[[ Provided entries, beginning ]]

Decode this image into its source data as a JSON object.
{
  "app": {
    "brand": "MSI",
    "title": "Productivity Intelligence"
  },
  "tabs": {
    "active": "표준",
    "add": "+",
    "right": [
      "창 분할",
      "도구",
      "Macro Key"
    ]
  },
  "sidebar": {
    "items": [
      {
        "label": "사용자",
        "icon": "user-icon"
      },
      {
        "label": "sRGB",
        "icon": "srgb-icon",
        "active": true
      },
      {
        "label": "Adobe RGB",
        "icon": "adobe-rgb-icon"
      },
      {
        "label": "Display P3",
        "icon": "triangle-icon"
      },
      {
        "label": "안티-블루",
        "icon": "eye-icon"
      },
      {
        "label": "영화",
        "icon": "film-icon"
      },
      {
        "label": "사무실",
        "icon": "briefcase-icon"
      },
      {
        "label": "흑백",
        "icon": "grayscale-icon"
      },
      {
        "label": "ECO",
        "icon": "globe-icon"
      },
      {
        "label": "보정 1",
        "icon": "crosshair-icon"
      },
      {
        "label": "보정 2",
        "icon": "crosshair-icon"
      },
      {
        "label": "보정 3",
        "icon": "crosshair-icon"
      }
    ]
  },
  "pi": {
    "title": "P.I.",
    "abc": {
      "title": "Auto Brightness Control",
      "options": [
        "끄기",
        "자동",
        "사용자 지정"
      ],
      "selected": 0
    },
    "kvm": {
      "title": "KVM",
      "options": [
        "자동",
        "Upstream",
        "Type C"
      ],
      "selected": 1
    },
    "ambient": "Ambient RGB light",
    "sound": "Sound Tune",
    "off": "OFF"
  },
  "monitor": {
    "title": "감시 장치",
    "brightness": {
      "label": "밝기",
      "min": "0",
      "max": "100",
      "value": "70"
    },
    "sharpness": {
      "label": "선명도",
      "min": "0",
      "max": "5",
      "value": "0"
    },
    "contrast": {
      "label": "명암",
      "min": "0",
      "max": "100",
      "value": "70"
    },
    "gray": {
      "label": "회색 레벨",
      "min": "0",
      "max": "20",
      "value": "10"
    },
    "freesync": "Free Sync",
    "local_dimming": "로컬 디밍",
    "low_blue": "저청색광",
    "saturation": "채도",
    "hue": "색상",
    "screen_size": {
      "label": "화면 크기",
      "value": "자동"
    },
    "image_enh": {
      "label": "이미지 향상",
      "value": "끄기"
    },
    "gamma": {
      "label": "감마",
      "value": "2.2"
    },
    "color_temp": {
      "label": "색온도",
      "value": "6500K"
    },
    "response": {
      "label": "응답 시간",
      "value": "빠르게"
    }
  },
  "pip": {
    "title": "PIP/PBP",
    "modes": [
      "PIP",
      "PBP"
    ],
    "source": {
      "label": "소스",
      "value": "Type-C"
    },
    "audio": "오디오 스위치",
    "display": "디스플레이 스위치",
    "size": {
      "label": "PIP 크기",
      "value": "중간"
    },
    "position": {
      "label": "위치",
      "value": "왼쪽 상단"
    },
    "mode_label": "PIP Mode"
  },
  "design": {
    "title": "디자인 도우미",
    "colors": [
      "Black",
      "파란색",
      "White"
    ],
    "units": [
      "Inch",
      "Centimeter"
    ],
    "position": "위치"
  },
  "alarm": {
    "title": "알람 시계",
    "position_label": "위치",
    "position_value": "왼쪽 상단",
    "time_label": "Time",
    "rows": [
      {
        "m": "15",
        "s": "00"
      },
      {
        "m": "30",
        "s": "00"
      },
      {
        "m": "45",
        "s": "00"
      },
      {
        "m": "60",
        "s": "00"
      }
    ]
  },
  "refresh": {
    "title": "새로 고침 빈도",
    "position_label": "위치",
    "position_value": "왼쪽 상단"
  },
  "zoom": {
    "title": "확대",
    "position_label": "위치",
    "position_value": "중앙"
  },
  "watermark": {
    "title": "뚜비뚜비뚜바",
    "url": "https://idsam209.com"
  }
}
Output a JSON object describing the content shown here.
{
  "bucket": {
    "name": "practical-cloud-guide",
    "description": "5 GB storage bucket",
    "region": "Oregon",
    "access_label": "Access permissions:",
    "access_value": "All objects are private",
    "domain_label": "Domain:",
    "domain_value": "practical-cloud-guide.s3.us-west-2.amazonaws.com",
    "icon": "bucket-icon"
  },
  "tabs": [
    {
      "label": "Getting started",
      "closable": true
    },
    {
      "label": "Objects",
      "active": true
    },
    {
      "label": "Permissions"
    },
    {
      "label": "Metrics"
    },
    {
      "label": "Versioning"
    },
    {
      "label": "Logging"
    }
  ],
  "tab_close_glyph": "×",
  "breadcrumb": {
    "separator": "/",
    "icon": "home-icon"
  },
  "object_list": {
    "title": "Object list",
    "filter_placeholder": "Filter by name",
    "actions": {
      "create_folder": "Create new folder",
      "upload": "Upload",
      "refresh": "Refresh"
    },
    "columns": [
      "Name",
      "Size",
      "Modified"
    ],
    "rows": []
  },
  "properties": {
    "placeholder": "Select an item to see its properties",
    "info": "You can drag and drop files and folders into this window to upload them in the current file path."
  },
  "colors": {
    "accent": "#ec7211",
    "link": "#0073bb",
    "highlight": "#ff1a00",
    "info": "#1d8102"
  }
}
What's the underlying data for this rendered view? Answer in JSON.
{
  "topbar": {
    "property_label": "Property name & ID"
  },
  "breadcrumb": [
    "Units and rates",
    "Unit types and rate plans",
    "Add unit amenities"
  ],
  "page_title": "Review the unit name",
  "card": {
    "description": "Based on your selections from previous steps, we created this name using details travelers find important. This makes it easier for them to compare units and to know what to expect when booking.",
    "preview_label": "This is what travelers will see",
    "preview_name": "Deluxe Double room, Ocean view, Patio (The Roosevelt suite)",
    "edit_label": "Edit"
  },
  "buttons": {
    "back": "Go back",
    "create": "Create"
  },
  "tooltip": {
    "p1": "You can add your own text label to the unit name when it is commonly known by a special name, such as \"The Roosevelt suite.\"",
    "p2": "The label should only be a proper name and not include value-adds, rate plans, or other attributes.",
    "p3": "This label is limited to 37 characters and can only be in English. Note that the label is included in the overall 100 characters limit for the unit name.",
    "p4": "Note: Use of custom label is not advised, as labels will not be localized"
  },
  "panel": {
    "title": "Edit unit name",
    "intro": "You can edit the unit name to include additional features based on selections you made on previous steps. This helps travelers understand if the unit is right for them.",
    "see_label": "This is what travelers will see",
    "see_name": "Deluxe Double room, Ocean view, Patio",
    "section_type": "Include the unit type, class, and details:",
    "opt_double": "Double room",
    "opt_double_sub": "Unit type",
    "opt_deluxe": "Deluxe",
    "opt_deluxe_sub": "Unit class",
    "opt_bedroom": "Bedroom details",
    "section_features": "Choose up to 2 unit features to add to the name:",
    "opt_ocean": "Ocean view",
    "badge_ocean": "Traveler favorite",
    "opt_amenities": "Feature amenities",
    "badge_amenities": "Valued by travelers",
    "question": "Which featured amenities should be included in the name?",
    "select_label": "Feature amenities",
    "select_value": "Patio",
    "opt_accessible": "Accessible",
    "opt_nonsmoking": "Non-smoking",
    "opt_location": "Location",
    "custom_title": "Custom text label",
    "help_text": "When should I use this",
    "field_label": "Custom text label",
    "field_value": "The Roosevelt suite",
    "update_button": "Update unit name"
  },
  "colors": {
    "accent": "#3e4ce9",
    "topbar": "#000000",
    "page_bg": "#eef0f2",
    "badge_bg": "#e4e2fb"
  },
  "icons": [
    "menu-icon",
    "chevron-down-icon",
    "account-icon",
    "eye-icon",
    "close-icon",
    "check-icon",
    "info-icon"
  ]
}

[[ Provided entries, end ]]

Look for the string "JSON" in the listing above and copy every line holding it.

Decode this image into its source data as a JSON object.
Output a JSON object describing the content shown here.
What's the underlying data for this rendered view? Answer in JSON.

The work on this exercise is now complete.